**WHAT IS BEING ASKED:**
Filter the entries below down to the lines that hold "Jemma".

[Dataset rows for apps and sites]

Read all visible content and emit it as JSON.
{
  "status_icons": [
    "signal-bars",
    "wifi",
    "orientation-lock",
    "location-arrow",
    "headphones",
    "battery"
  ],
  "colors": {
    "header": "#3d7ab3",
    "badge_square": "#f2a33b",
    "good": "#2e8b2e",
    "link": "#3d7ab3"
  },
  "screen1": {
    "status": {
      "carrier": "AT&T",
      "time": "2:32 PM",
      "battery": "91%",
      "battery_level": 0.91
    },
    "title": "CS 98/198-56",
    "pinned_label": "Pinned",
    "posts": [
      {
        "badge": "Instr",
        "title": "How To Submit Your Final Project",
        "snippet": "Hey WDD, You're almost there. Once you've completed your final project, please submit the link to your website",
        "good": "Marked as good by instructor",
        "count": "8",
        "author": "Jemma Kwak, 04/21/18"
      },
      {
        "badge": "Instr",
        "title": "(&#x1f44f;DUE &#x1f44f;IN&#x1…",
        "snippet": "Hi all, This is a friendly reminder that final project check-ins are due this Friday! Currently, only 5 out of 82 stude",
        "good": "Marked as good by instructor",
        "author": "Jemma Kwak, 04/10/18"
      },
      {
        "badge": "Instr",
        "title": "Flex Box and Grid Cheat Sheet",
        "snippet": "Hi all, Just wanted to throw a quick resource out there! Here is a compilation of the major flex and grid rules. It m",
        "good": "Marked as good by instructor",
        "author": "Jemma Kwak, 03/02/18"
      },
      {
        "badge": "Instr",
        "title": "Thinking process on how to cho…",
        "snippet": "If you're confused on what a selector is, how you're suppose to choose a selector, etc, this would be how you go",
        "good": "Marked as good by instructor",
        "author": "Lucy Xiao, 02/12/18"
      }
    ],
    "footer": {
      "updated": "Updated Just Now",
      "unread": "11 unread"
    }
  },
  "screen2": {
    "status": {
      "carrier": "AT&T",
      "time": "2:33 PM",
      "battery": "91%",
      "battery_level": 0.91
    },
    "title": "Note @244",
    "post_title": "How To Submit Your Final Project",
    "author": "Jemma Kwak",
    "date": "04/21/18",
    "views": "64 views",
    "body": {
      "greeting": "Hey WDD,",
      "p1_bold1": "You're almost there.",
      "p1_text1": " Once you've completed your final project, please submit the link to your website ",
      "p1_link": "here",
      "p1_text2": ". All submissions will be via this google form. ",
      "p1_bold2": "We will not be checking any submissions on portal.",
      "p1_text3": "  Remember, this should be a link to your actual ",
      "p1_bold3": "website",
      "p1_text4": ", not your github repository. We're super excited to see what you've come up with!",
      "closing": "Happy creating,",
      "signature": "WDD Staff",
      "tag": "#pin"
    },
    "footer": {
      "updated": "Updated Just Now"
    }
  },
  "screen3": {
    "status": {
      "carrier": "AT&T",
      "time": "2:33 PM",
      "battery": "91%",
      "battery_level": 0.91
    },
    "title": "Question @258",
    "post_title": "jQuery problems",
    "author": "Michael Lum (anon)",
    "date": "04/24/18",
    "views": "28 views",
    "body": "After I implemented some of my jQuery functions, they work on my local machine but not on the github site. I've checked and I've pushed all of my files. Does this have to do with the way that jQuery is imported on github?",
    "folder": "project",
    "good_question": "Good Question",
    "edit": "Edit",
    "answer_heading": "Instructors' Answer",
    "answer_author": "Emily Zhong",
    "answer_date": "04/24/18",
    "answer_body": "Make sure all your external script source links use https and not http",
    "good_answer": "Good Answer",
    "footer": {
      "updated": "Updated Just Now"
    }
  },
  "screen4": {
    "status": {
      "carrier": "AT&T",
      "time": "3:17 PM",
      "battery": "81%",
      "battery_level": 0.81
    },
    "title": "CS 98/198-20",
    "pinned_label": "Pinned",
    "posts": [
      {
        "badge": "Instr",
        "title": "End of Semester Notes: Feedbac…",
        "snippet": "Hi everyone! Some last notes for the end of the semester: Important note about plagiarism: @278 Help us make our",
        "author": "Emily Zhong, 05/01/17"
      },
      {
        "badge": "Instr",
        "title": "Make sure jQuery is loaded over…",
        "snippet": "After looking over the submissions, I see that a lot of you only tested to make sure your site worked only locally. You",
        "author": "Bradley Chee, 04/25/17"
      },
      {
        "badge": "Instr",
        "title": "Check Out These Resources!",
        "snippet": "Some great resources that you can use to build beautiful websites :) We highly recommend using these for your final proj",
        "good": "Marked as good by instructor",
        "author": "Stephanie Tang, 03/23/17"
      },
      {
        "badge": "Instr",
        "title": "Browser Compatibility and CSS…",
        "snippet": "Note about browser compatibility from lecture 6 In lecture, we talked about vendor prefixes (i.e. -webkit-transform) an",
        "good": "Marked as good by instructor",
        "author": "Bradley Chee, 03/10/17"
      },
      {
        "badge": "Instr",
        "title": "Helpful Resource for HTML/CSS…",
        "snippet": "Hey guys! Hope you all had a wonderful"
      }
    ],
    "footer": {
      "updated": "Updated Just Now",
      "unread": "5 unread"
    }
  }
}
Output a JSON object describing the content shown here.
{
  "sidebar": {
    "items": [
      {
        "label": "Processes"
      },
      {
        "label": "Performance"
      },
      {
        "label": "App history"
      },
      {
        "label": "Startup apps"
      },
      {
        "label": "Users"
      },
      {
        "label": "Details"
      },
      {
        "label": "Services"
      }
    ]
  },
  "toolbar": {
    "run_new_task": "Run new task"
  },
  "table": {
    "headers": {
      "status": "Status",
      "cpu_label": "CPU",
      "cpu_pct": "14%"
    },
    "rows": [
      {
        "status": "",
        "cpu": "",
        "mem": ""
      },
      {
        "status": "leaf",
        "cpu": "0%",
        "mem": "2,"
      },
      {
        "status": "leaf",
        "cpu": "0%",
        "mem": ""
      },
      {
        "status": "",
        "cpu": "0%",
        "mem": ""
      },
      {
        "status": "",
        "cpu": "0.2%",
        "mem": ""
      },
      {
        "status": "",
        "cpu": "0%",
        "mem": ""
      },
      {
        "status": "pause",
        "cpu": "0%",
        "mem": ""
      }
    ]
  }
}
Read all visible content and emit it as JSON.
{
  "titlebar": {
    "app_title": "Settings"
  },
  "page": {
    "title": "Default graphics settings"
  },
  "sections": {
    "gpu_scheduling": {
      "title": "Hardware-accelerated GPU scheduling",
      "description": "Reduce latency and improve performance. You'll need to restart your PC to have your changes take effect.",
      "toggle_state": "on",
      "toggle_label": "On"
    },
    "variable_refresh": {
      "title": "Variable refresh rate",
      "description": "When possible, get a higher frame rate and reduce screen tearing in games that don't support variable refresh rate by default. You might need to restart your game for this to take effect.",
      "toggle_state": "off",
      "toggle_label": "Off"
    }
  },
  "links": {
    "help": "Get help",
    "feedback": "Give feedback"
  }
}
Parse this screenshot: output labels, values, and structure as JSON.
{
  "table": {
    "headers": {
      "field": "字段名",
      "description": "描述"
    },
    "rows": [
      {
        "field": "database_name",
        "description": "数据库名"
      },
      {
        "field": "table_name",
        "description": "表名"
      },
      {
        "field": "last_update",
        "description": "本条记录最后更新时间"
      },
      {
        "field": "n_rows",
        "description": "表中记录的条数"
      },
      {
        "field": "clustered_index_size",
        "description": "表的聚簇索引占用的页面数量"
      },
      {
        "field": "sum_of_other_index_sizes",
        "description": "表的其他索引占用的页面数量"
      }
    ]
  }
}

**EXPECTED ANSWER:**
        "author": "Jemma Kwak, 04/21/18"
        "author": "Jemma Kwak, 04/10/18"
        "author": "Jemma Kwak, 03/02/18"
    "author": "Jemma Kwak",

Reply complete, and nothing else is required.